Feature article written for News Writing & Media Relations course in Nov. 2017
Borough of Downingtown Moves Forward with Groundbreaking Development Plan
The Downingtown Borough Council approved a conditional use application for the largest private investment and real estate development project in the municipality’s history.
The conditional use application submitted by the Hankin Group, a Chester County-based construction management company, was two years in-the-making leading up to its November 15 acceptance. The Borough Council’s vote, advised by the Downingtown Main Street Association, officially catalyzed the start of the project that was announced to the public in August. The plan includes the creation of the Brandywine Train Station, residential units, and retail and commercial office spaces. The site additionally proposes a pedestrian bridge that will connect Johnsontown Park to part of the East Brandywine Creek and a walking trail aggregate of the Chester-Valley Trail System. The 68 acres acquired for the project’s use will be on the former Sonoco Paper Mill property that was paramount to the past of Downingtown, a prominent Philadelphia suburb. Demolition of the property began on November 21.
“The Downingtown community is making a statement with this project,” Downingtown Mayor Josh Maxwell remarked. Maxwell, who has been a staunch supporter of the development plan since 2015 thanked the six members of the Downingtown Borough Council for their unanimous support in a Facebook post on Saturday. He also found it imperative to preserve the community’s heritage as a paper mill town while considering the long-term ramifications for Downingtown.

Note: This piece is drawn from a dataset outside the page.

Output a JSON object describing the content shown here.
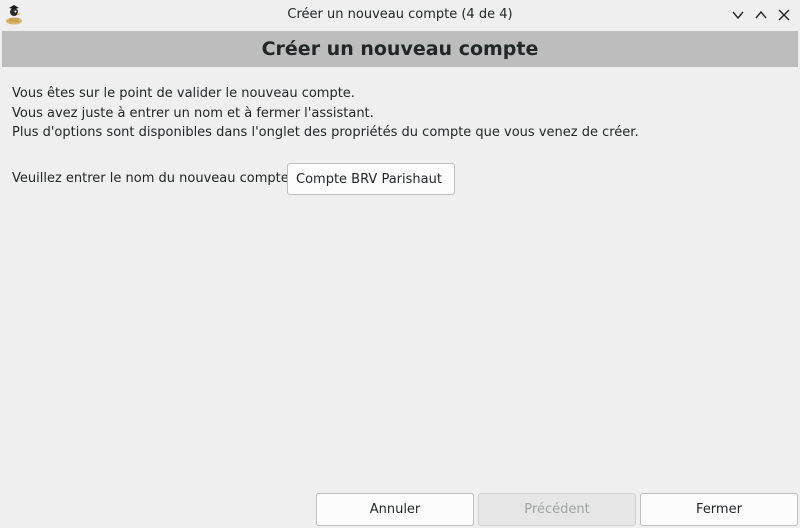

Formerly known as Milltown for its abundance of paper mills along the Brandywine Creek, Downingtown gained recognition for its supplying of paper products nationwide. The Downingtown Paper Company was sold as a subsidiary to the Sonoco Products Company in 1968. The Sonoco Paper Mill, which was the most substantial source of direct employment in Downingtown for more than 50 years, was closed in 2005 due to a catastrophic fire that accumulated approximately $500,000 in damages.

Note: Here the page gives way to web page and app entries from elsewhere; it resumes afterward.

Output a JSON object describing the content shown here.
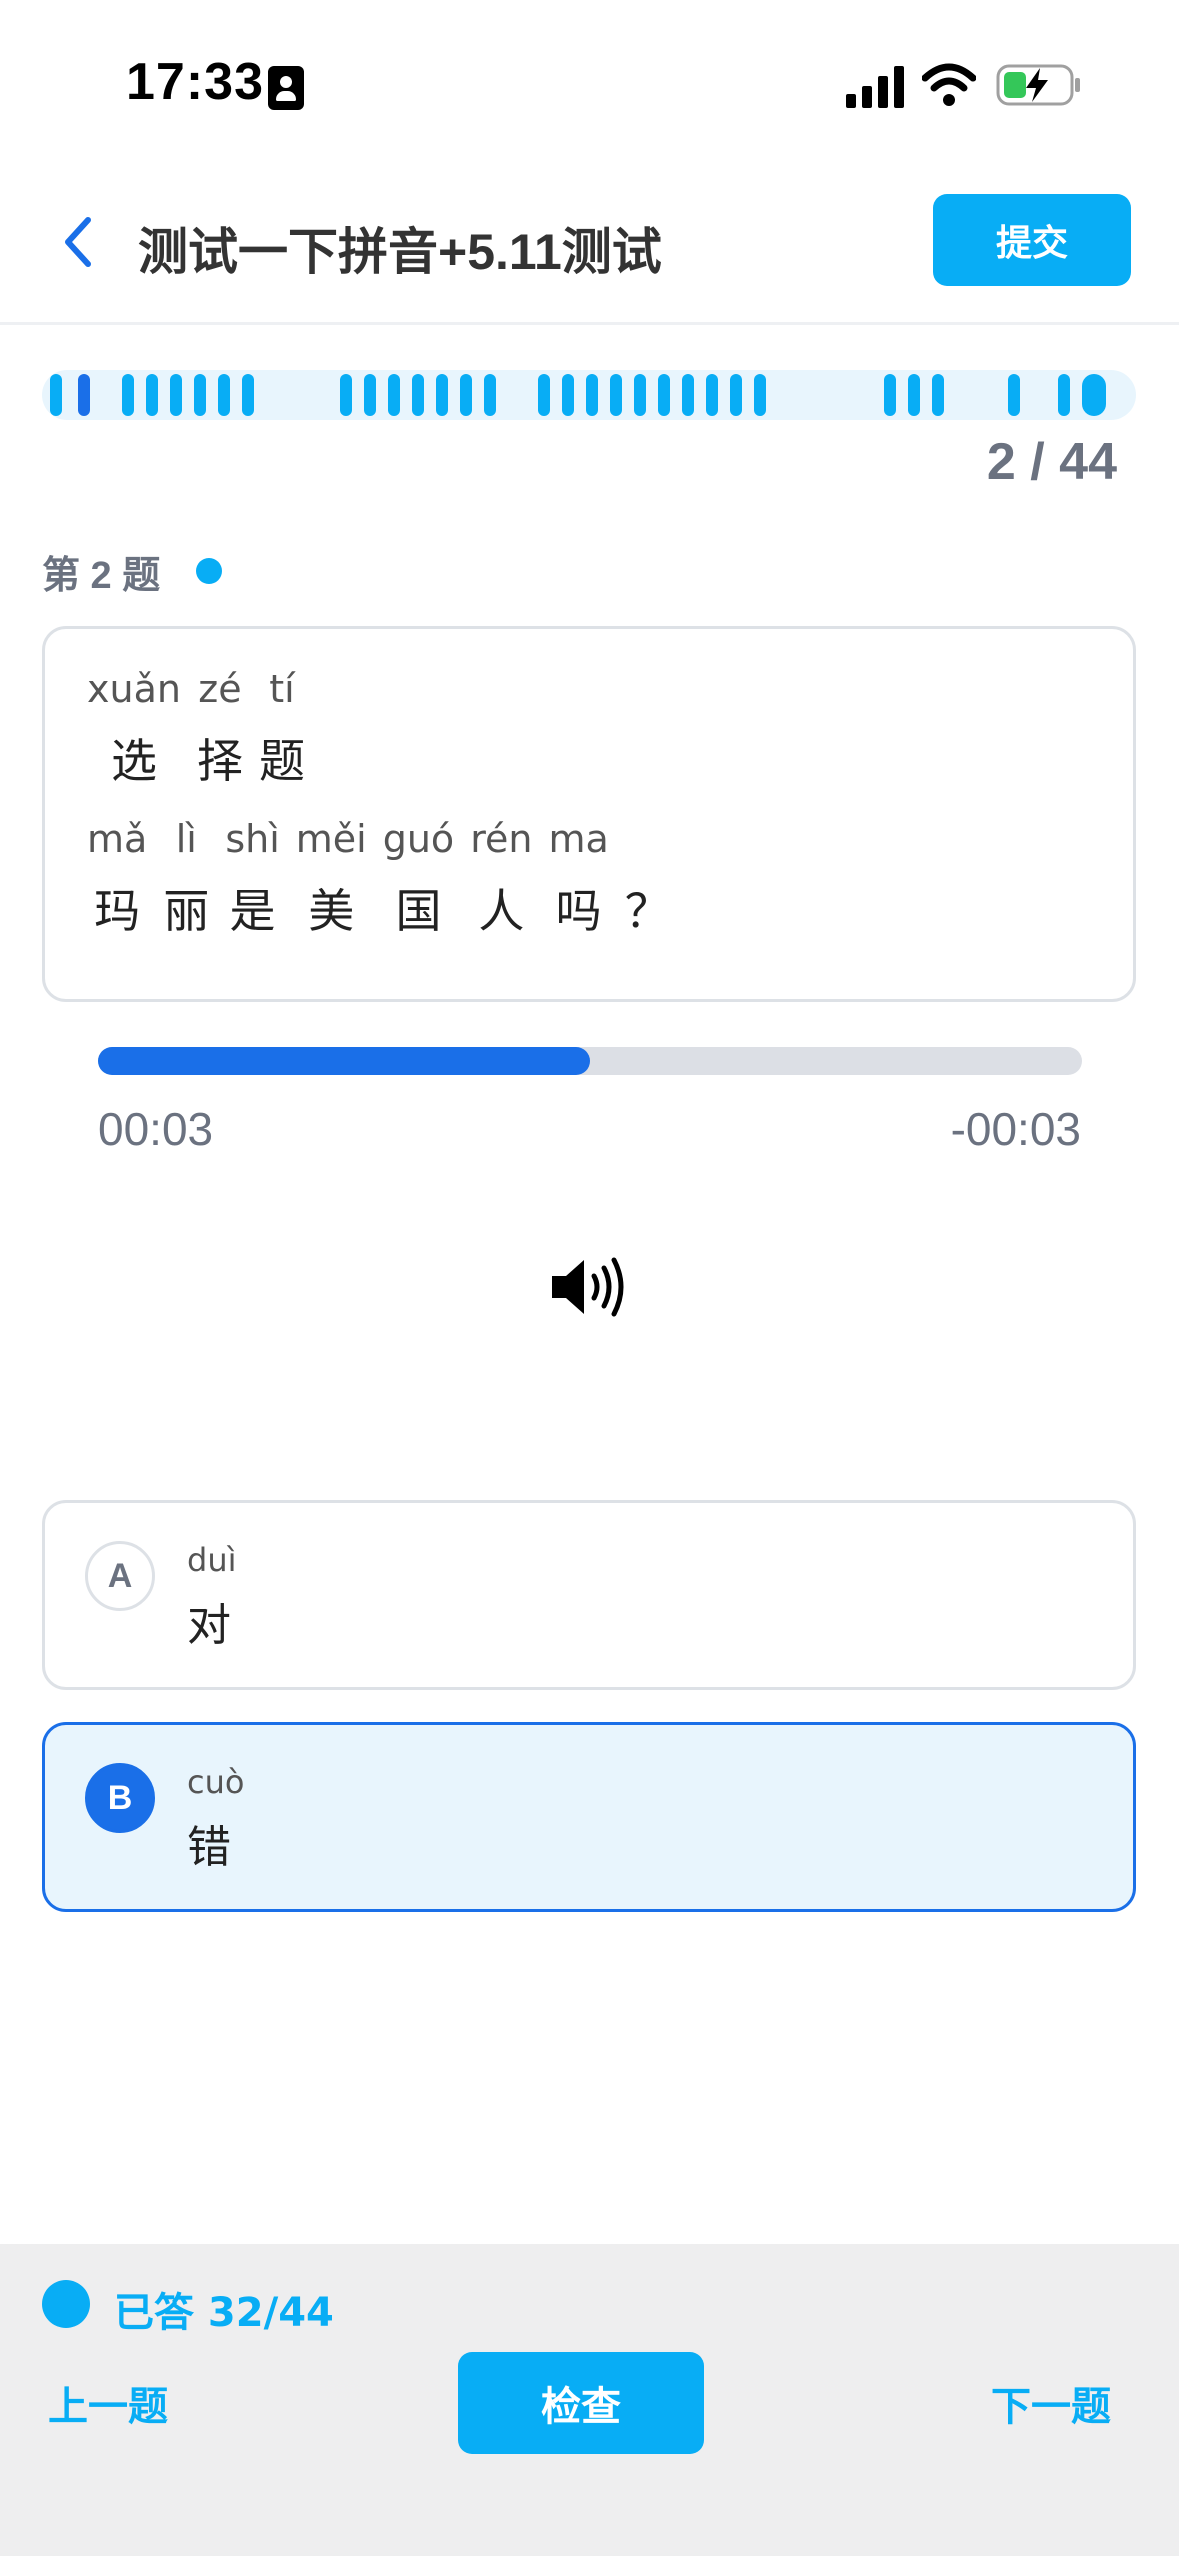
{
  "status_bar": {
    "time": "17:33",
    "icons": [
      "contact-card-icon",
      "cellular-signal-icon",
      "wifi-icon",
      "battery-charging-icon"
    ]
  },
  "header": {
    "title": "测试一下拼音+5.11测试",
    "submit_label": "提交",
    "back_icon": "chevron-left-icon"
  },
  "progress": {
    "counter": "2 / 44",
    "current": 2,
    "total": 44
  },
  "question": {
    "label": "第 2 题",
    "lines": [
      [
        {
          "py": "xuǎn",
          "hz": "选"
        },
        {
          "py": "zé",
          "hz": "择"
        },
        {
          "py": "tí",
          "hz": "题"
        }
      ],
      [
        {
          "py": "mǎ",
          "hz": "玛"
        },
        {
          "py": "lì",
          "hz": "丽"
        },
        {
          "py": "shì",
          "hz": "是"
        },
        {
          "py": "měi",
          "hz": "美"
        },
        {
          "py": "guó",
          "hz": "国"
        },
        {
          "py": "rén",
          "hz": "人"
        },
        {
          "py": "ma",
          "hz": "吗"
        },
        {
          "py": "",
          "hz": "？"
        }
      ]
    ]
  },
  "audio": {
    "elapsed": "00:03",
    "remaining": "-00:03",
    "progress_fraction": 0.5,
    "icon": "speaker-icon"
  },
  "options": [
    {
      "letter": "A",
      "pinyin": "duì",
      "text": "对",
      "selected": false
    },
    {
      "letter": "B",
      "pinyin": "cuò",
      "text": "错",
      "selected": true
    }
  ],
  "footer": {
    "answered": "已答 32/44",
    "prev_label": "上一题",
    "check_label": "检查",
    "next_label": "下一题"
  },
  "colors": {
    "accent": "#08adf5",
    "selected": "#1a6fe8",
    "muted": "#6b7280"
  }
}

The destruction of the Sonoco Paper Mill marks the end of an era in Downingtown while heralding the commencement of a brighter one. The dilapidated structure of the mill projected a morbid image for the entirety of the municipality, serving as a reminder of the great loss resultant of the fire. Additionally, the mill was often frequented for drug use and other illegal activity. The project’s proposition for over 100,000 square feet for retail and commercial office spaces is particularly attractive as an initiative to increase employment within Downingtown’s community.

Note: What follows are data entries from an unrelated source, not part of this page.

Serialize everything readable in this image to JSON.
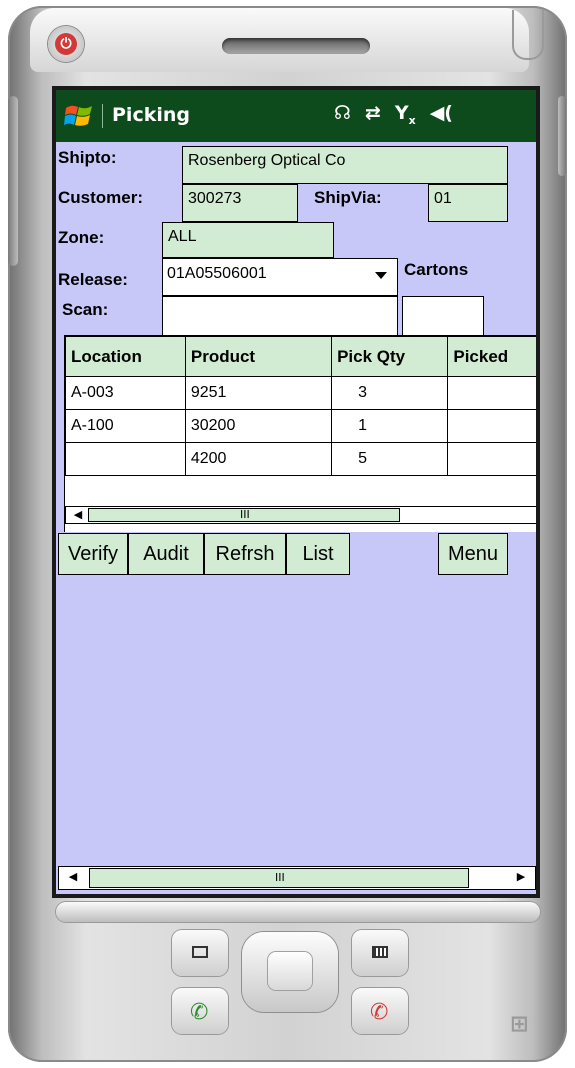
{
  "titlebar": {
    "title": "Picking",
    "icons": [
      "connectivity-icon",
      "sync-icon",
      "no-signal-icon",
      "volume-icon"
    ]
  },
  "form": {
    "shipto_label": "Shipto:",
    "shipto_value": "Rosenberg Optical Co",
    "customer_label": "Customer:",
    "customer_value": "300273",
    "shipvia_label": "ShipVia:",
    "shipvia_value": "01",
    "zone_label": "Zone:",
    "zone_value": "ALL",
    "release_label": "Release:",
    "release_value": "01A05506001",
    "cartons_label": "Cartons",
    "cartons_value": "",
    "scan_label": "Scan:",
    "scan_value": ""
  },
  "grid": {
    "columns": [
      "Location",
      "Product",
      "Pick Qty",
      "Picked"
    ],
    "rows": [
      [
        "A-003",
        "9251",
        "3",
        ""
      ],
      [
        "A-100",
        "30200",
        "1",
        ""
      ],
      [
        "",
        "4200",
        "5",
        ""
      ]
    ],
    "scroll_grip": "III"
  },
  "buttons": {
    "verify": "Verify",
    "audit": "Audit",
    "refresh": "Refrsh",
    "list": "List",
    "menu": "Menu"
  },
  "page_scroll": {
    "grip": "III"
  },
  "colors": {
    "titlebar_bg": "#0d4a1c",
    "screen_bg": "#c8c8f8",
    "field_bg": "#d1ecd3"
  }
}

The generation of the Brandywine Train Station lies at the crux of the project. The station would revolve around a transit system with the expectation that this will replace the current Downingtown Amtrak/SEPTA Station, which has regularly been described as outdated. With its most recent renovations occurring in the 1990s, the train station found today only offers 360 parking spaces and has no ticket office for travelers. The anticipated changes are seen as a necessity given that Downingtown is the Amtrak station located furthest west on the Keystone Corridor and is a mere 32.8 miles from Center City Philadelphia.
Tina DiMartin, who has lived in Downingtown since she was a child, stands with the majority of residents in welcoming the approval of the Hankin Group’s conditional use application. “The Sonoco property has been holding Downingtown back for far too long,” she said. “This investment is ultimately about transforming Downingtown for families.”
The plan hopes to make Downingtown a more desirable place to live, welcoming all families. The aforementioned pedestrian bridge will link Downingtown to neighboring Johnsontown, allowing for a scenic experience that was previously unavailable in Downingtown. Establishing a walking trail aggregate of the Chester-Valley Trail System would link residents of Downingtown to other municipalities in both Chester and Montgomery County. Furthermore, the trail would contribute to a significant commuter route to offices in the Great Valley Corridor.
The mixed-use format of the plan is its most distinctive feature, addressing a variety of needs in Downingtown. “It will be transformative economically, residentially, and from a transportation perspective,” Pennsylvania State Senator Andrew Dinniman (D-19) voiced. “One with job and career opportunities, new stores and restaurants, top-notch housing accommodations, a multimodal transportation hub, and upgraded rail infrastructure.”
Concrete plans regarding the project’s future are anticipated to be released in the coming weeks. Because the proposal meets the requirements of the Traditional Neighborhood Development District zoning designed for Downingtown, officials predict that development should be straightforward.